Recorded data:
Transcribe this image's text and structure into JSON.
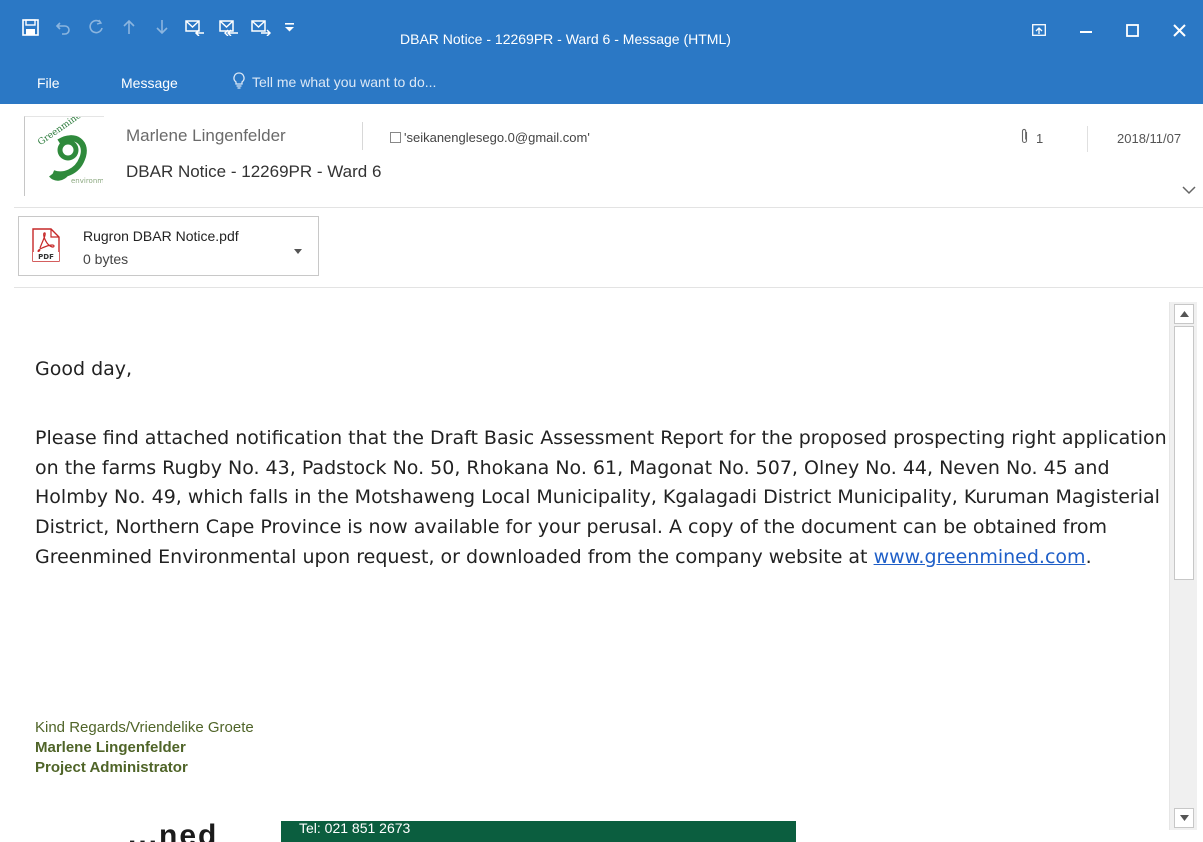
{
  "window": {
    "title": "DBAR Notice - 12269PR - Ward 6 - Message (HTML)",
    "accent": "#2b78c5"
  },
  "quick_access": [
    {
      "name": "save-icon"
    },
    {
      "name": "undo-icon"
    },
    {
      "name": "redo-icon"
    },
    {
      "name": "previous-item-icon"
    },
    {
      "name": "next-item-icon"
    },
    {
      "name": "reply-icon"
    },
    {
      "name": "reply-all-icon"
    },
    {
      "name": "forward-icon"
    },
    {
      "name": "customize-qat-icon"
    }
  ],
  "ribbon": {
    "tabs": [
      "File",
      "Message"
    ],
    "tell_me": "Tell me what you want to do..."
  },
  "header": {
    "sender": "Marlene Lingenfelder",
    "recipient": "'seikanenglesego.0@gmail.com'",
    "subject": "DBAR Notice - 12269PR - Ward 6",
    "attachment_count": "1",
    "date": "2018/11/07"
  },
  "attachment": {
    "name": "Rugron DBAR Notice.pdf",
    "size": "0 bytes",
    "icon": "pdf-icon",
    "icon_label": "PDF"
  },
  "body": {
    "greeting": "Good day,",
    "paragraph": "Please find attached notification that the Draft Basic Assessment Report for the proposed prospecting right application on the farms Rugby No. 43, Padstock No. 50, Rhokana No. 61, Magonat No. 507, Olney No. 44, Neven No. 45 and Holmby No. 49, which falls in the Motshaweng Local Municipality, Kgalagadi District Municipality, Kuruman Magisterial District, Northern Cape Province is now available for your perusal. A copy of the document can be obtained from Greenmined Environmental upon request, or downloaded from the company website at ",
    "link": "www.greenmined.com",
    "after_link": ".",
    "signature": {
      "closing": "Kind Regards/Vriendelike Groete",
      "name": "Marlene Lingenfelder",
      "role": "Project Administrator"
    },
    "logo_fragment": "...ned",
    "phone": "Tel: 021 851 2673"
  }
}
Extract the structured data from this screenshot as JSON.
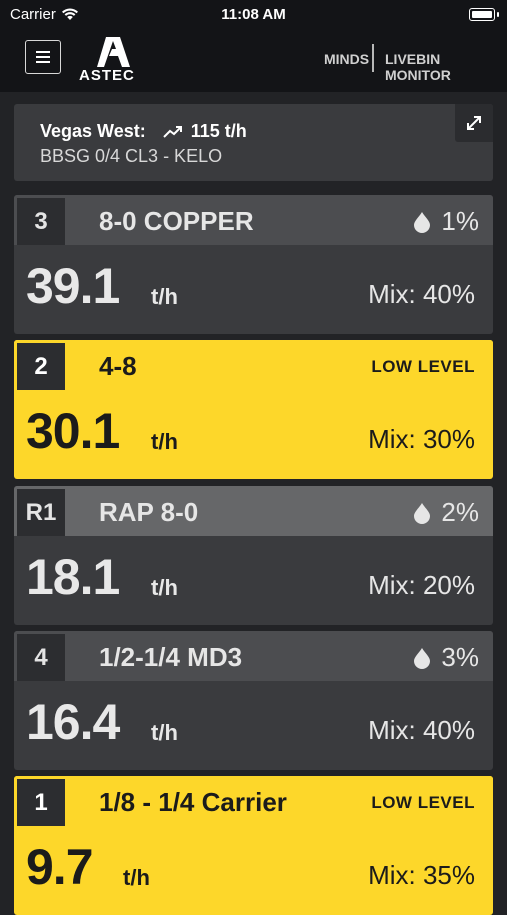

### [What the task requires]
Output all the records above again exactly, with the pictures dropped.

### [Answer box]
Transcribe this image's text and structure into JSON.
{
  "window": {
    "title": "DBAR Notice - 12269PR - Ward 6 - Message (HTML)",
    "accent": "#2b78c5"
  },
  "quick_access": [
    {
      "name": "save-icon"
    },
    {
      "name": "undo-icon"
    },
    {
      "name": "redo-icon"
    },
    {
      "name": "previous-item-icon"
    },
    {
      "name": "next-item-icon"
    },
    {
      "name": "reply-icon"
    },
    {
      "name": "reply-all-icon"
    },
    {
      "name": "forward-icon"
    },
    {
      "name": "customize-qat-icon"
    }
  ],
  "ribbon": {
    "tabs": [
      "File",
      "Message"
    ],
    "tell_me": "Tell me what you want to do..."
  },
  "header": {
    "sender": "Marlene Lingenfelder",
    "recipient": "'seikanenglesego.0@gmail.com'",
    "subject": "DBAR Notice - 12269PR - Ward 6",
    "attachment_count": "1",
    "date": "2018/11/07"
  },
  "attachment": {
    "name": "Rugron DBAR Notice.pdf",
    "size": "0 bytes",
    "icon": "pdf-icon",
    "icon_label": "PDF"
  },
  "body": {
    "greeting": "Good day,",
    "paragraph": "Please find attached notification that the Draft Basic Assessment Report for the proposed prospecting right application on the farms Rugby No. 43, Padstock No. 50, Rhokana No. 61, Magonat No. 507, Olney No. 44, Neven No. 45 and Holmby No. 49, which falls in the Motshaweng Local Municipality, Kgalagadi District Municipality, Kuruman Magisterial District, Northern Cape Province is now available for your perusal. A copy of the document can be obtained from Greenmined Environmental upon request, or downloaded from the company website at ",
    "link": "www.greenmined.com",
    "after_link": ".",
    "signature": {
      "closing": "Kind Regards/Vriendelike Groete",
      "name": "Marlene Lingenfelder",
      "role": "Project Administrator"
    },
    "logo_fragment": "...ned",
    "phone": "Tel: 021 851 2673"
  }
}
Extract the structured data from this screenshot as JSON.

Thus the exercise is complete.